The good stuff
Tsui Hark at his best, the film is lush in its visuals and score, is entertaining to the core and wastes no time on unnecessary things. Very likeable and extremely well-made.
One of Hong Kong's 90s martial arts highlights, though it's actually quite light on action. There's a lot of fun to be had with this one, especially once everyone has arrived at the inn. A typical product of Hong Kong's relentless cinema machine, delivering a fine mix of comedy and action.
A prime 90s martial arts classic. A bit longer than usual, time spent on exploring the relationship between the Chinese and foreign invaders/merchants. But don't worry, there's plenty of superb martial arts action, establishing Jet Li as one of the best in the business while fully establishing Hark as a prime action director.
Hark Tsui's sequel is every bit as good as the first film. While the first hour divides its time between comedy, drama and action, the second part is a grandiose action spectacle with some of the best martial arts Hong Kong cinema has ever brought forth. When you have Jet Li facing off against Donnie Yen, with Woo-ping Yuen directing the action scenes, magic happens.
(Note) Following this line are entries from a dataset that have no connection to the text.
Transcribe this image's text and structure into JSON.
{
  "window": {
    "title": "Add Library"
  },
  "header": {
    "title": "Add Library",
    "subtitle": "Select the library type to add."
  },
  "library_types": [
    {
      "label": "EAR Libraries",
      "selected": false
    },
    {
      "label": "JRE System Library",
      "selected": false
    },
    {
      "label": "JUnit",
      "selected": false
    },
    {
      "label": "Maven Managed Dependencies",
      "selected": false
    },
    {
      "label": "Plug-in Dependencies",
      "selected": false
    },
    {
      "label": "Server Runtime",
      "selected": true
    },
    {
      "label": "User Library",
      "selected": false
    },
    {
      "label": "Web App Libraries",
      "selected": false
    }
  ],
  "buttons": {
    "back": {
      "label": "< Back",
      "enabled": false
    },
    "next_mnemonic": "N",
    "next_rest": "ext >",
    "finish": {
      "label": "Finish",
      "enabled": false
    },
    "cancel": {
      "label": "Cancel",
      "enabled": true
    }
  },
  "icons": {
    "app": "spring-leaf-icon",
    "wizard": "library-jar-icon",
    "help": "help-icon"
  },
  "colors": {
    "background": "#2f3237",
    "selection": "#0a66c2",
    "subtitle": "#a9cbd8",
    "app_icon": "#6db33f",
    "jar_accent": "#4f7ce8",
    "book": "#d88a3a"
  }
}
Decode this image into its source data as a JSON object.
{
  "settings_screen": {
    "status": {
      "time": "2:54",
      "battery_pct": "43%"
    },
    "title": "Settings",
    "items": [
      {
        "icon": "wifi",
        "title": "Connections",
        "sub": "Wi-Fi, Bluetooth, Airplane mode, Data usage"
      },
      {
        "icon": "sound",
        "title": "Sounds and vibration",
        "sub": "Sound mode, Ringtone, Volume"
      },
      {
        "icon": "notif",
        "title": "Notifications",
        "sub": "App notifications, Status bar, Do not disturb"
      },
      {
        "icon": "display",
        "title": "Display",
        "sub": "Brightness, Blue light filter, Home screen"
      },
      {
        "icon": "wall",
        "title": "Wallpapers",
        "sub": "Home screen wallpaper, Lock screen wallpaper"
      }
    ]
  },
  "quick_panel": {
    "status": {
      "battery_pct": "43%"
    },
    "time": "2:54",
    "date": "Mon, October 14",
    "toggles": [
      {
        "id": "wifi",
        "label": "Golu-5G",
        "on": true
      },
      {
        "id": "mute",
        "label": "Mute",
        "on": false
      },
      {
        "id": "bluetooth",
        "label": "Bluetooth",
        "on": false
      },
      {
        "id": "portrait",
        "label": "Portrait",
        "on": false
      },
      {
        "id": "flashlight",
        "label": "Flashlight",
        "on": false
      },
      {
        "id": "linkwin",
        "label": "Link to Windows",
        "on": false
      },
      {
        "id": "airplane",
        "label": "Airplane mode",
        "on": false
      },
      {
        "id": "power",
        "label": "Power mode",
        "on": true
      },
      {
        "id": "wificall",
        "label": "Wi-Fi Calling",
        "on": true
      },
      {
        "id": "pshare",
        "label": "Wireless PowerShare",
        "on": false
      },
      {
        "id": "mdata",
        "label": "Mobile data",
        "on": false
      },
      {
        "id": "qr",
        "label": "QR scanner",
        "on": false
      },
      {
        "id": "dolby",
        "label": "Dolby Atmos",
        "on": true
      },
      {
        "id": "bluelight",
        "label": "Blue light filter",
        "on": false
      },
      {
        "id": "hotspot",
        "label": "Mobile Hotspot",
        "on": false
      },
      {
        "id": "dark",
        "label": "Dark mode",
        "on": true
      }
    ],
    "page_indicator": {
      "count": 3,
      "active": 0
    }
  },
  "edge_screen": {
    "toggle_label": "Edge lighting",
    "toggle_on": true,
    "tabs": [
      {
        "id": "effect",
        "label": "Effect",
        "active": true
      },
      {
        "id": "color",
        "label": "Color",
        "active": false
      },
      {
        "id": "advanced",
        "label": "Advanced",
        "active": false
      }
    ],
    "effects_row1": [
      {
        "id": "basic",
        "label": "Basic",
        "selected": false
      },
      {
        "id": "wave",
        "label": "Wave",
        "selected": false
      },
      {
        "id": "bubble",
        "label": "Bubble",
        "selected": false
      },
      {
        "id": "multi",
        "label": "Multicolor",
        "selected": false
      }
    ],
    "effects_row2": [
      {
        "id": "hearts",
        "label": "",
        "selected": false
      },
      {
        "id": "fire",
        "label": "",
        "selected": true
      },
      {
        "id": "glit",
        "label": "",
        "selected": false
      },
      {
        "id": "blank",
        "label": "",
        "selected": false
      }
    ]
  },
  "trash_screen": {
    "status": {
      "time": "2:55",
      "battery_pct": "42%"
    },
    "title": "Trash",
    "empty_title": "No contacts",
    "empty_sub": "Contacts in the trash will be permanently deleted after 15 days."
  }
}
Don't be mistaken, even though Time and Tide is somewhat atypical for a Hong Kong action film, it's still a pretty pure genre effort.
A celebration of Hong Kong crime cinema. Three prominent Hong Kong directors each get a 30-minute segment to tell their part of a story of three incidental thieves, who have to do their utmost best to keep their freshly acquired bounty out of the hands of the police and the Triads. Dark, brooding and stylish, a superb experiment that I wouldn't mind seeing repeated.
Tsui is back for the third part of the Detective Dee series and that's a good thing. The quality remains high and even though it never attempts to be anything beyond solid entertainment, that's fine with me. Four Heavenly Kings is another lush, fun and amusing action mystery that entertains from start to finish.
Old man Hark Tsui seems to have finally settled down. Gone are the days of lively martial arts films, snappy comedies and risky (at least for Hong Kong standards) projects. Nowadays Tsui invests his time in epic blockbusters. Not too surprisingly, he's actually quite skilled at making them.
Like his two previous films, Zhi Qu Weihu Shan (The Taking of Tiger Mountain) was shot in sprawling 3D. Reportedly Tsui is quite capable of handling 3D imagery in his films, it's just that I'm not a very big fan of the whole 3D/live action thing. Instead I settled for the boring yet pleasantly comfortable 2D version, which I believe was the right decision. Even while watching the 2D version it was pretty easy to spot the 3D effects, something that would've bothered me no end if I'd seen the film in 3D. To each his own though, I'm just glad the choice was there.
Zhi Qu Weihu Shan feels like Tsui's answer to Wen Jiang's Let the Bullets Fly. Both films are extremely light-hearted action flicks with an unmistakeable tongue in cheek approach. Tsui's film may not be as balanced and accomplished compared to Jiang's and it's clearly geared at a more forgiving audience, but the link between the two is definitely there.
The plot is pretty convoluted, but the film's premise is actually quite simple. A gang of criminals has its stronghold on top of a snowy mountain, a small but dedicated police force is tasked with breaching the stronghold and capturing the leader. Start with some espionage and people double-crossing each other, add a couple of long-running, high octane action scenes, finish of with a touch of drama and there you go: two hours of shameless entertainment.
Two things stand out. First of all there's Tony Leung Ka-Fai as the lead criminal. His character may be a silly caricature, but Ka-Fai has so much fun playing him that he quickly became one of the funniest villains I've come across the past few years. Then there are the crazy, over the top action sequences that take up a pretty big part of the film. Tsui clearly didn't aim for realism here, leaning heavily on CG (just check the crazy antics of that plane during the finale) to support some outrageous action scenes. If that's not your kind of thing, it's probably best to stay away from this film.
Sadly the parts in between are a little less entertaining. The drama and the espionage bits are decent enough, but they still needlessly slow the film down. Tsui also misses the raw talent to rise above the commercial foundation of the film, failing to bring that little extra which is needed to give a film like this a more lasting impression. Still the action is fun and exciting and while it lasts, it's a wildly entertaining experience. If you're okay with that it's hard to go wrong with this one.
Commissioned anthology that was made to lift the spirit of Hong Kong during the SARS epidemic. The who's who of Hong Kong cinema participated, but the result is a little uneven. Not too surprising considering the exterior motives behind this anthology, and there are a couple of worthwhile entries, but overall it's probably best to lower your expectations when watching this.